Forum OpenACS Development: Re: Ain’t No ☀shine

10: Re: Ain’t No ☀shine (response to 8)
Posted by Stefan Sobernig on
The surprising thing in my "fconfigure" example is, that the variable v is not "written", but only used as input source for the file writing process. And this fact alone changes the state of the internal representation in a way, that leads to the problematic behavior.
It may be surprising because you were presented a broken string plus file download. As I tried to explain, this is/was a bad interaction between not shaping the value (bytearray) properly on its way out of Tcl and NaviServer sniffing on the presence of a bytearray, but because of its brokeness presenting an octet-stream.

The fact the values in Tcl (the value Tcl_Obj referenced by variable v) is transmogrified into different internal representations (e.g., different bytearrays without you noticing) with or without an external (string) representation, this is at the heart of Tcl.

Some of the surprise will go away when using [encoding convertto] as shown below because it will take care of not touching any shared value:

set v "\u2600"; # ☀
::xowiki::write_file /tmp/sun [encoding convertto utf-8 $v]
ns_return 200 text/plain $v
The value being written out to the file will distinct from the one ending up in ns_return. As I said, one must follow the protocol.

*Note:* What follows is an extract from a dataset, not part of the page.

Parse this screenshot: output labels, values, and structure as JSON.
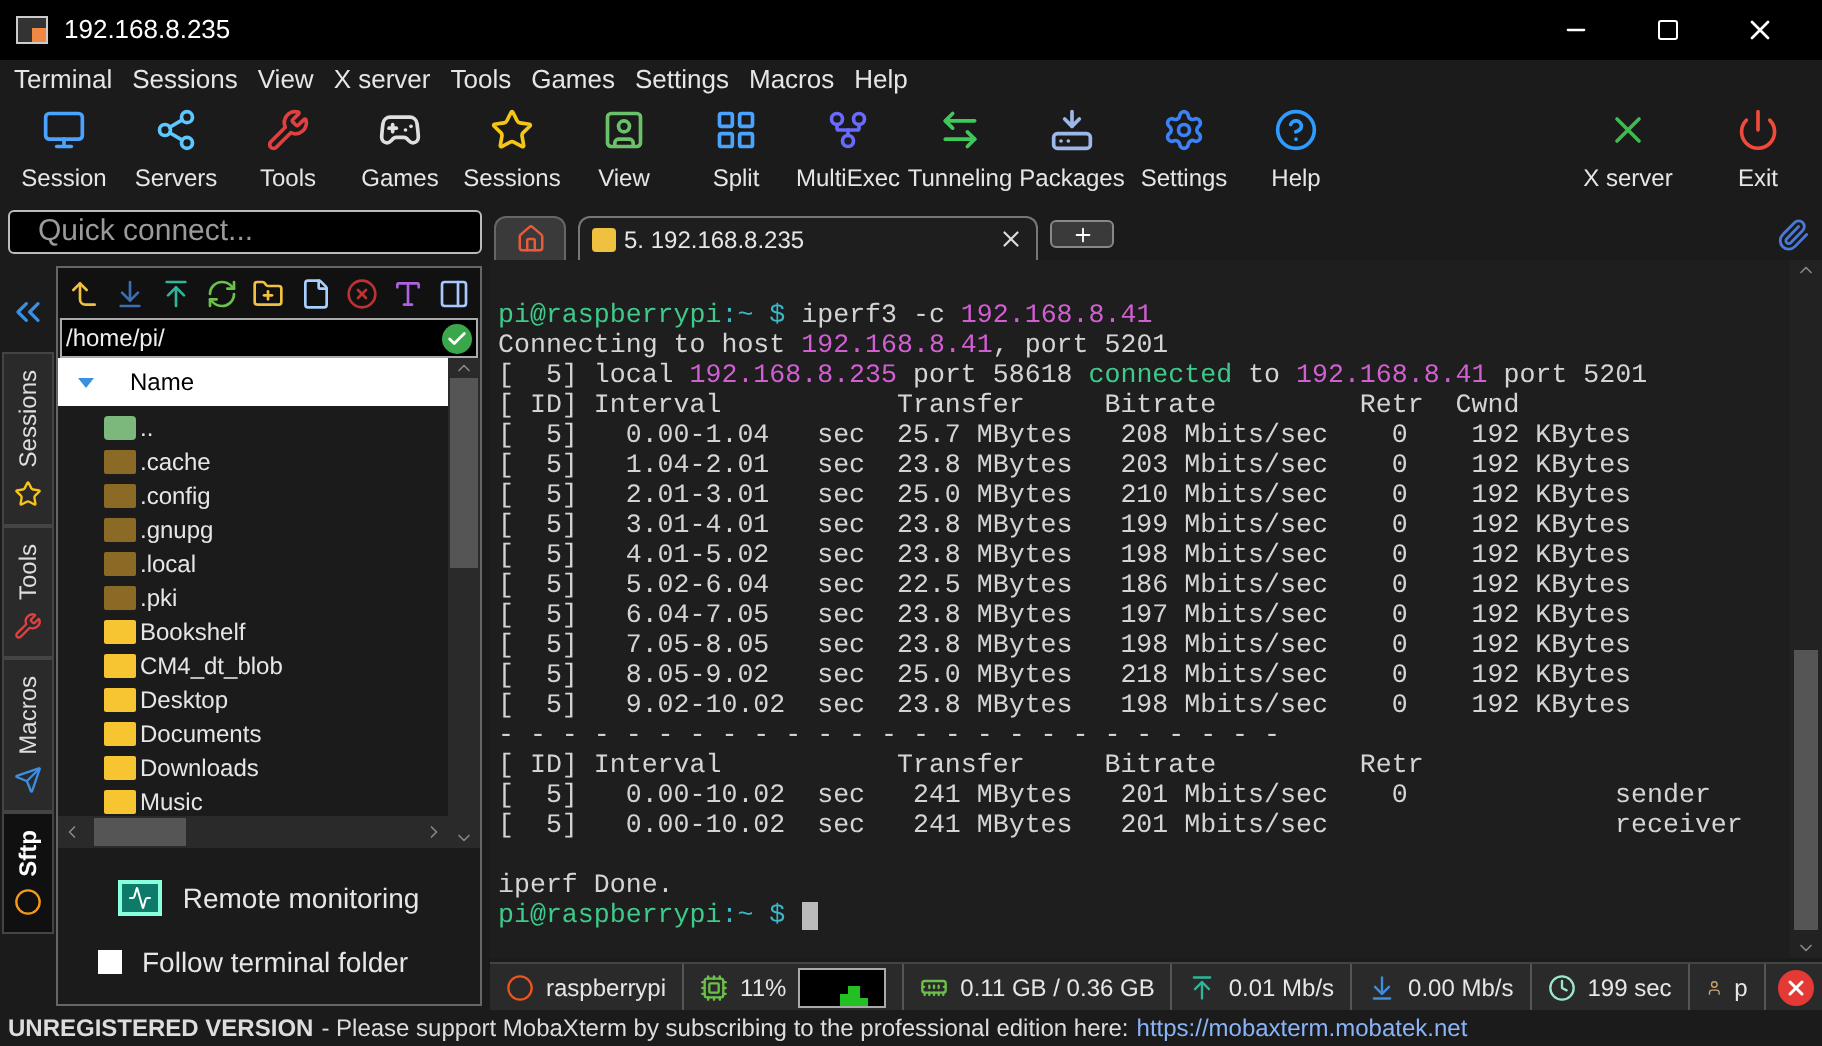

12: Re: Ain’t No ☀shine (response to 10)
Posted by Michael Aram on
Thank you, Stefan, for your extensive clarifications. Your approach might be the correct way to deal with this kind of stuff when programming in plain Tcl, and maybe as well in special cases when implementing NaviServer/OpenACS applications. However, in the typical case of development "inside the framework (NaviServer/OpenACS/XO* Packages)", there is usually no need to convert values from or to UTF-8. The framework deals already with this, so most attempts to "convert" something result in over-converting something.

Actually, the developer who faced this bug in the first place, tried to fix the problem using "convert", and even thought she had fixed it (using [encoding convertfrom [ns_conn encoding] $result]). However, this "fixed" the problem only for German umlauts, not for the three-byte sun (which was not part of the initially observed problem).

During code review I saw this "conversion-based fix" and immediately had the suspicion that there must be something wrong at some other place. Now that we have found the bug, or at least a solution within the framework, everything is fine! Thank you!